We do not accept New's reasoning that, since Congress mentioned only shipbuilders in the Conference statement, only those working for large ship repair firms are performing "repair" work under Sec. 905(b). Instead, "repair" in Sec. 905(b) must be given its ordinary meaning, "to restore to a sound or healthy state."22 Whether the worker is employed by a large repair shop or an owner-operated welding business with but a single employee, if he is hired to restore a vessel to safe operating condition, he has been hired to perform "repairing ... services" under Sec. 905(b). If, however, he is hired to preserve the vessel's current condition, he is performing routine maintenance not covered by the section.

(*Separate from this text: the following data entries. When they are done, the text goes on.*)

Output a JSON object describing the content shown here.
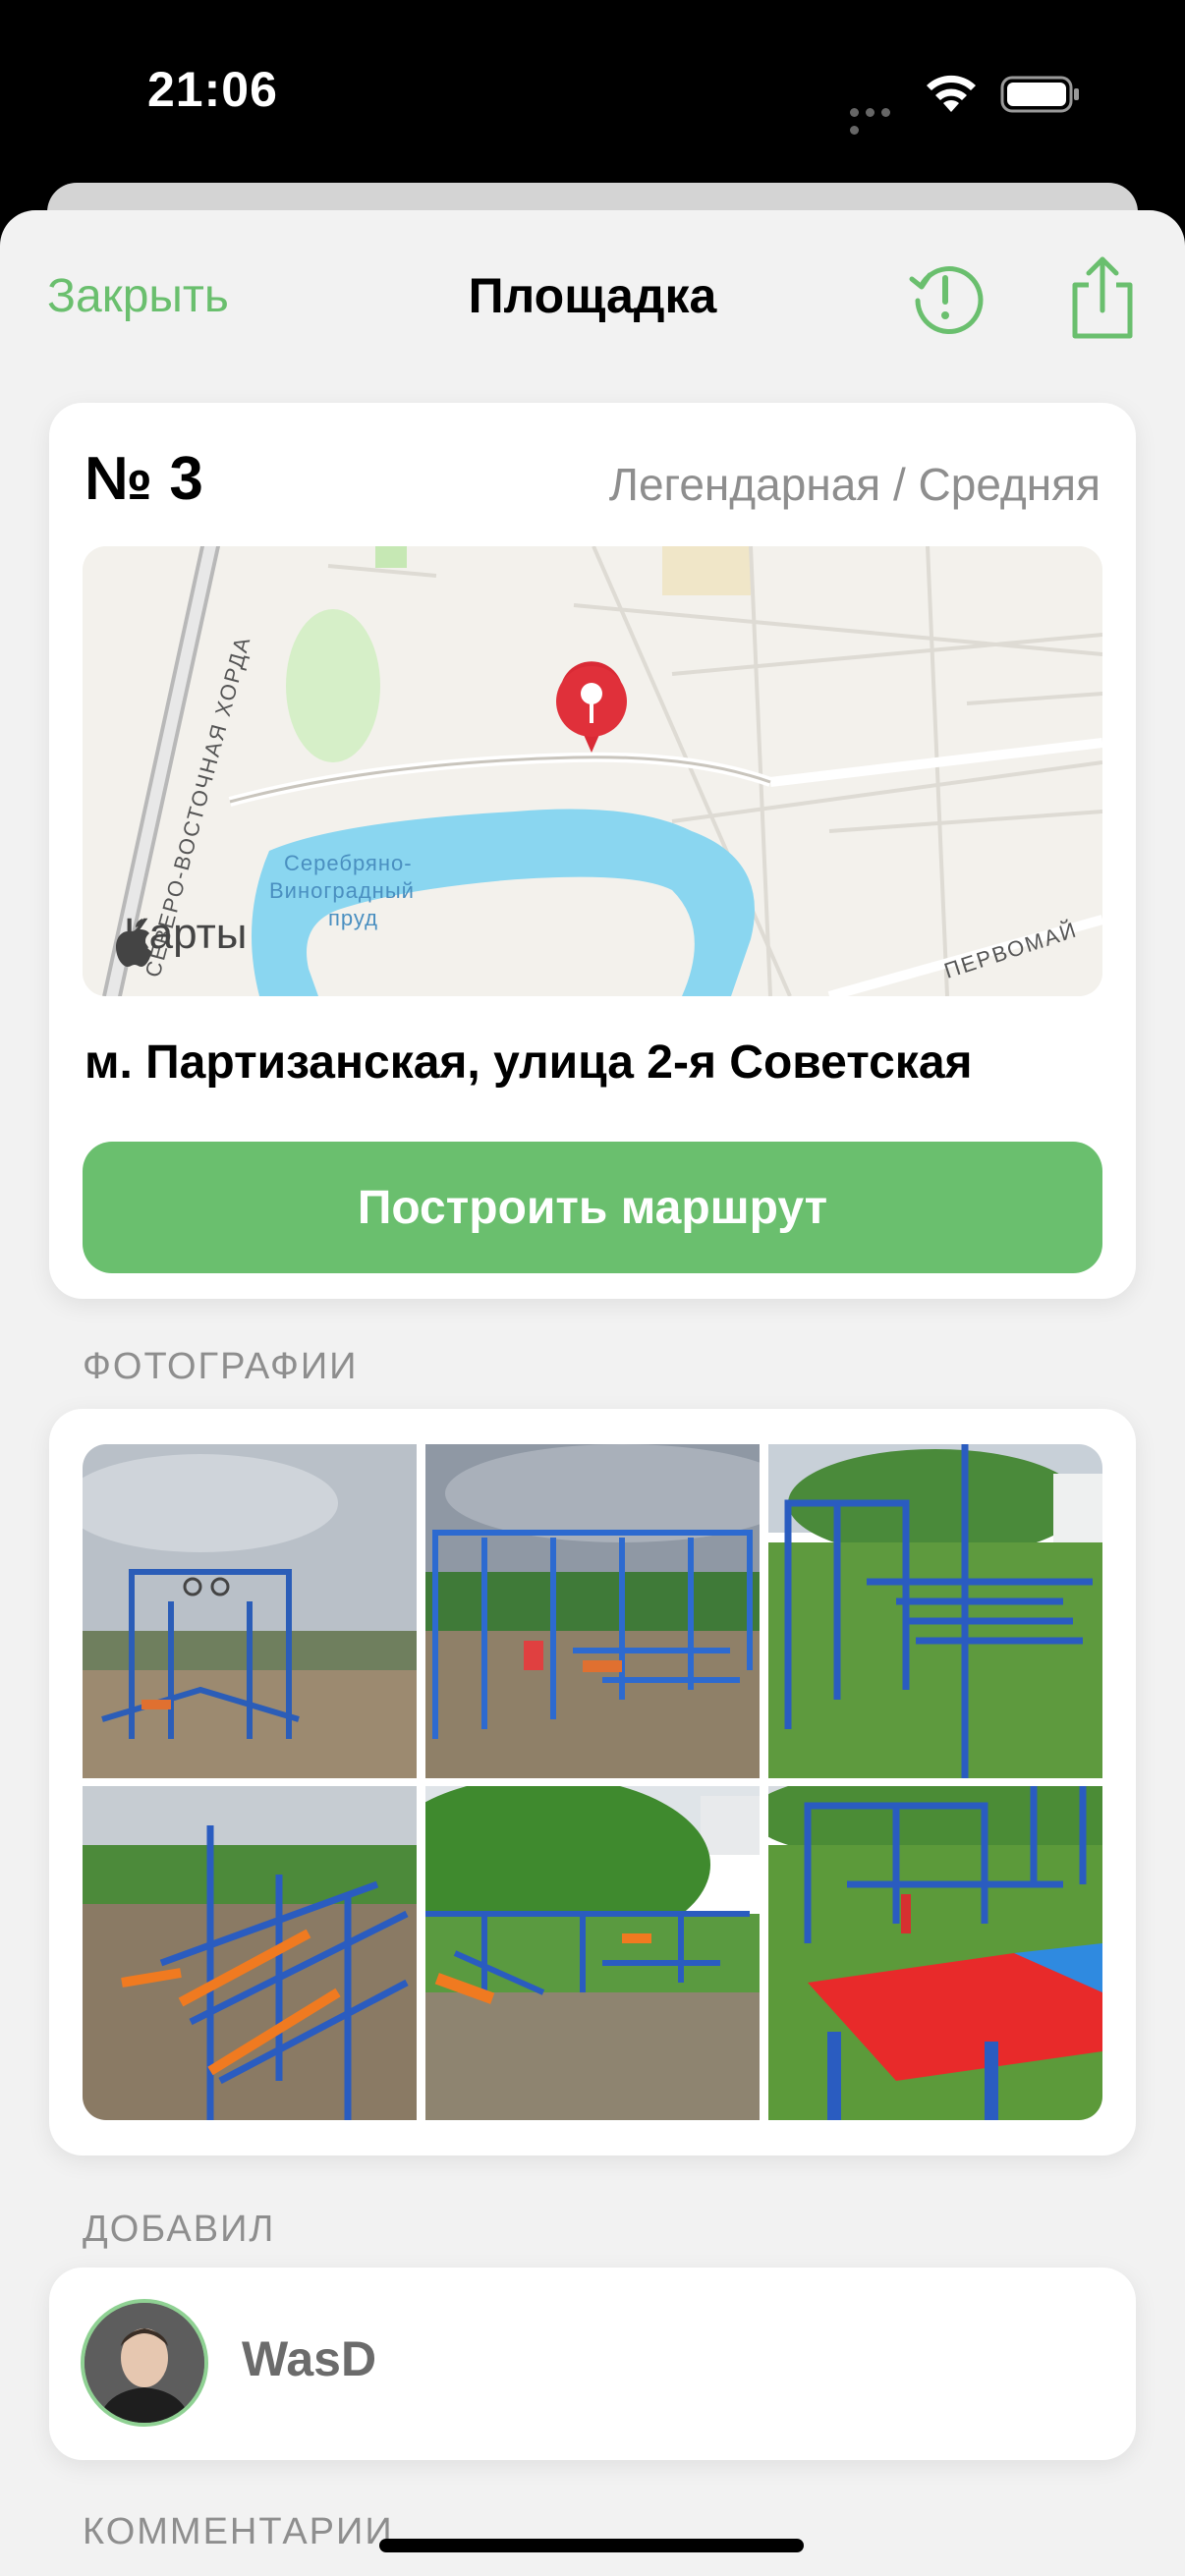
{
  "status_bar": {
    "time": "21:06"
  },
  "nav": {
    "close_label": "Закрыть",
    "title": "Площадка",
    "report_icon": "exclamation-history-icon",
    "share_icon": "share-icon"
  },
  "ground": {
    "number": "№ 3",
    "level": "Легендарная / Средняя",
    "address": "м. Партизанская, улица 2-я Советская",
    "route_label": "Построить маршрут",
    "map": {
      "brand": "Карты",
      "labels": {
        "road1": "СЕВЕРО-ВОСТОЧНАЯ ХОРДА",
        "pond": [
          "Серебряно-",
          "Виноградный",
          "пруд"
        ],
        "road2": "ПЕРВОМАЙ"
      }
    }
  },
  "sections": {
    "photos": "ФОТОГРАФИИ",
    "author": "ДОБАВИЛ",
    "comments": "КОММЕНТАРИИ"
  },
  "author": {
    "name": "WasD"
  },
  "colors": {
    "accent": "#6abf6e",
    "secondary": "#8e8e8e",
    "pin": "#e0303a",
    "water": "#8ad6f0"
  }
}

There may be circumstances, perhaps rare, when sandblasting and painting constitute maintenance not covered by Sec. 905(b). In this case, SEDCO claims that the PENTAGON 82 had been at sea for many months, and "the paint on the entire vessel had severely deteriorated and various parts of the structure were rusty." If this statement were properly supported, we would find that New's sandblasting and paint work constituted repair under Sec. 905(b). In its motion for summary judgment, however, SEDCO did not present such evidence, but relied on the uncontested fact that New was hired as a painter/sandblaster/foreman. "[A] party seeking summary judgment always bears the initial responsibility of informing the district court of the basis for its motion, and identifying those portions of 'the pleadings, depositions, answers to interrogatories, and admissions on file, together with the affidavits, if any,' which it believes demonstrate the absence of a genuine issue of material fact."23
Based on the record before us, there is a genuine issue of material fact whether New was hired to do repair or routine maintenance work. Accordingly, we reverse the district court's grant of summary judgment on New's Sec. 905(b) claim against SEDCO and remand for proceedings not inconsistent with this opinion.
AFFIRMED IN PART, REVERSED IN PART AND REMANDED.
46 U.S.C.App. Sec. 688
Id. at 779
Bertrand v. International Mooring & Marine, Inc., 700 F.2d 240, 245 (5th Cir.1983), cert. denied, 464 U.S. 1069, 104 S.Ct. 974, 79 L.Ed.2d 212 (1984); Barrios v. Louisiana Constr. Materials Co., 465 F.2d 1157, 1164-65 (5th Cir.1972)
Id. at 1074 (citation omitted)
Barrett, 781 F.2d at 1075 (quoting Longmire v. Sea Drilling Corp., 610 F.2d 1342, 1347 (5th Cir.1980))
Id. at 1075-76
33 U.S.C. Sec. 905(a)
33 U.S.C. Sec. 905(b) (emphasis added)
Joint Explanatory Statement of the Committee of Conference, H.Conf.R. No. 1027, 98th Cong., 2d Sess. 23, reprinted in 1984 U.S. Code Cong. & Admin.News 2734, 2773 (emphasis added)
Id., reprinted in 1984 U.S. Code Cong. & Admin.News at 2774 (emphasis added)
Webster's Ninth New Collegiate Dictionary (1987)